──────── The input ────────

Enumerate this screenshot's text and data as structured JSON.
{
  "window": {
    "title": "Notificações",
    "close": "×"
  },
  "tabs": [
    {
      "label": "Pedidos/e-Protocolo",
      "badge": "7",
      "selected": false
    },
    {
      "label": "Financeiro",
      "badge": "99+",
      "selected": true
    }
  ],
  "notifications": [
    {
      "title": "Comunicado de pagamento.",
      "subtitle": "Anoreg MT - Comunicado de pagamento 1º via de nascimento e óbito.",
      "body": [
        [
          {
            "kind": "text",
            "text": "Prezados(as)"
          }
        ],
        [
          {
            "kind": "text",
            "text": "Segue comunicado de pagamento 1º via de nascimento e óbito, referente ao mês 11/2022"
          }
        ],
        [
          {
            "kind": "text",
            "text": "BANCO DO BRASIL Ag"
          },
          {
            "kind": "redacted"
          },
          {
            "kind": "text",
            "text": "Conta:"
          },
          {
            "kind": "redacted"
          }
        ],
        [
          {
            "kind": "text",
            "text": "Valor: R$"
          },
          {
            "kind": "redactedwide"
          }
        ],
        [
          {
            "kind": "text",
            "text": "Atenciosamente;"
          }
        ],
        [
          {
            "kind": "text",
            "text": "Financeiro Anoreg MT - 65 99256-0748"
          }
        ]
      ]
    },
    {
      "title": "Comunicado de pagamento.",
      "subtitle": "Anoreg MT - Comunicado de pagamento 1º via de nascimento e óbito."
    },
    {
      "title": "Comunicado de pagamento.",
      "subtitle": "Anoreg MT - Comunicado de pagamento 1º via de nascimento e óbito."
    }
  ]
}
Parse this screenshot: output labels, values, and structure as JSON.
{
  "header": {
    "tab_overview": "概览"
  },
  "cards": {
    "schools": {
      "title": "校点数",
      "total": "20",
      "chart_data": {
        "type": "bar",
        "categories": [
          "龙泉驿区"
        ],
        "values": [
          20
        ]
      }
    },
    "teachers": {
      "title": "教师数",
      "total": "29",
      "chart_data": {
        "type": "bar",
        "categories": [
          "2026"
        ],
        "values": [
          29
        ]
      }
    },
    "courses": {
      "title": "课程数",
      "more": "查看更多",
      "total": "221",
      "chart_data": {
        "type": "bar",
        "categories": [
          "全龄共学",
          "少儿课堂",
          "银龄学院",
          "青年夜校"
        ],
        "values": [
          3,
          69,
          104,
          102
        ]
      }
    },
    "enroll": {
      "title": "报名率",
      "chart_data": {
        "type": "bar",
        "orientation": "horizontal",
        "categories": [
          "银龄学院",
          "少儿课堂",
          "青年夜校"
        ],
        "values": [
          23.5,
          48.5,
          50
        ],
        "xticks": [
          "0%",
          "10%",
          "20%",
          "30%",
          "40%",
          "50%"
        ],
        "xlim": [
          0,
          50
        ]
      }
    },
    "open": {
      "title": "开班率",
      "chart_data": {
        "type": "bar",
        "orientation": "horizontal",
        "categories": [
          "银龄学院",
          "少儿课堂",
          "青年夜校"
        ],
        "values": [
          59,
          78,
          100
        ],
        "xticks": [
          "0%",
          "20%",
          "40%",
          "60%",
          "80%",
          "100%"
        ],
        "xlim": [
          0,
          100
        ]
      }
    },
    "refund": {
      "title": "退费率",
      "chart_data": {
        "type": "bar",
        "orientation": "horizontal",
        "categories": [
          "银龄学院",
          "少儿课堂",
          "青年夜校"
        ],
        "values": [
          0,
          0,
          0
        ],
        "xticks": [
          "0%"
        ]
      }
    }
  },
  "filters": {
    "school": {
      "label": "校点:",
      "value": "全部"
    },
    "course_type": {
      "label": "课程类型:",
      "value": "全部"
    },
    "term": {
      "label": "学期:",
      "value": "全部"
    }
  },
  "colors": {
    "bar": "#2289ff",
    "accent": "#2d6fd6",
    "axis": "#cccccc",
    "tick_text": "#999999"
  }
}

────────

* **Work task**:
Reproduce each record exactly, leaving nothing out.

* **Solution to this task**:
Enumerate this screenshot's text and data as structured JSON.
{
  "window": {
    "title": "Notificações",
    "close": "×"
  },
  "tabs": [
    {
      "label": "Pedidos/e-Protocolo",
      "badge": "7",
      "selected": false
    },
    {
      "label": "Financeiro",
      "badge": "99+",
      "selected": true
    }
  ],
  "notifications": [
    {
      "title": "Comunicado de pagamento.",
      "subtitle": "Anoreg MT - Comunicado de pagamento 1º via de nascimento e óbito.",
      "body": [
        [
          {
            "kind": "text",
            "text": "Prezados(as)"
          }
        ],
        [
          {
            "kind": "text",
            "text": "Segue comunicado de pagamento 1º via de nascimento e óbito, referente ao mês 11/2022"
          }
        ],
        [
          {
            "kind": "text",
            "text": "BANCO DO BRASIL Ag"
          },
          {
            "kind": "redacted"
          },
          {
            "kind": "text",
            "text": "Conta:"
          },
          {
            "kind": "redacted"
          }
        ],
        [
          {
            "kind": "text",
            "text": "Valor: R$"
          },
          {
            "kind": "redactedwide"
          }
        ],
        [
          {
            "kind": "text",
            "text": "Atenciosamente;"
          }
        ],
        [
          {
            "kind": "text",
            "text": "Financeiro Anoreg MT - 65 99256-0748"
          }
        ]
      ]
    },
    {
      "title": "Comunicado de pagamento.",
      "subtitle": "Anoreg MT - Comunicado de pagamento 1º via de nascimento e óbito."
    },
    {
      "title": "Comunicado de pagamento.",
      "subtitle": "Anoreg MT - Comunicado de pagamento 1º via de nascimento e óbito."
    }
  ]
}
Parse this screenshot: output labels, values, and structure as JSON.
{
  "header": {
    "tab_overview": "概览"
  },
  "cards": {
    "schools": {
      "title": "校点数",
      "total": "20",
      "chart_data": {
        "type": "bar",
        "categories": [
          "龙泉驿区"
        ],
        "values": [
          20
        ]
      }
    },
    "teachers": {
      "title": "教师数",
      "total": "29",
      "chart_data": {
        "type": "bar",
        "categories": [
          "2026"
        ],
        "values": [
          29
        ]
      }
    },
    "courses": {
      "title": "课程数",
      "more": "查看更多",
      "total": "221",
      "chart_data": {
        "type": "bar",
        "categories": [
          "全龄共学",
          "少儿课堂",
          "银龄学院",
          "青年夜校"
        ],
        "values": [
          3,
          69,
          104,
          102
        ]
      }
    },
    "enroll": {
      "title": "报名率",
      "chart_data": {
        "type": "bar",
        "orientation": "horizontal",
        "categories": [
          "银龄学院",
          "少儿课堂",
          "青年夜校"
        ],
        "values": [
          23.5,
          48.5,
          50
        ],
        "xticks": [
          "0%",
          "10%",
          "20%",
          "30%",
          "40%",
          "50%"
        ],
        "xlim": [
          0,
          50
        ]
      }
    },
    "open": {
      "title": "开班率",
      "chart_data": {
        "type": "bar",
        "orientation": "horizontal",
        "categories": [
          "银龄学院",
          "少儿课堂",
          "青年夜校"
        ],
        "values": [
          59,
          78,
          100
        ],
        "xticks": [
          "0%",
          "20%",
          "40%",
          "60%",
          "80%",
          "100%"
        ],
        "xlim": [
          0,
          100
        ]
      }
    },
    "refund": {
      "title": "退费率",
      "chart_data": {
        "type": "bar",
        "orientation": "horizontal",
        "categories": [
          "银龄学院",
          "少儿课堂",
          "青年夜校"
        ],
        "values": [
          0,
          0,
          0
        ],
        "xticks": [
          "0%"
        ]
      }
    }
  },
  "filters": {
    "school": {
      "label": "校点:",
      "value": "全部"
    },
    "course_type": {
      "label": "课程类型:",
      "value": "全部"
    },
    "term": {
      "label": "学期:",
      "value": "全部"
    }
  },
  "colors": {
    "bar": "#2289ff",
    "accent": "#2d6fd6",
    "axis": "#cccccc",
    "tick_text": "#999999"
  }
}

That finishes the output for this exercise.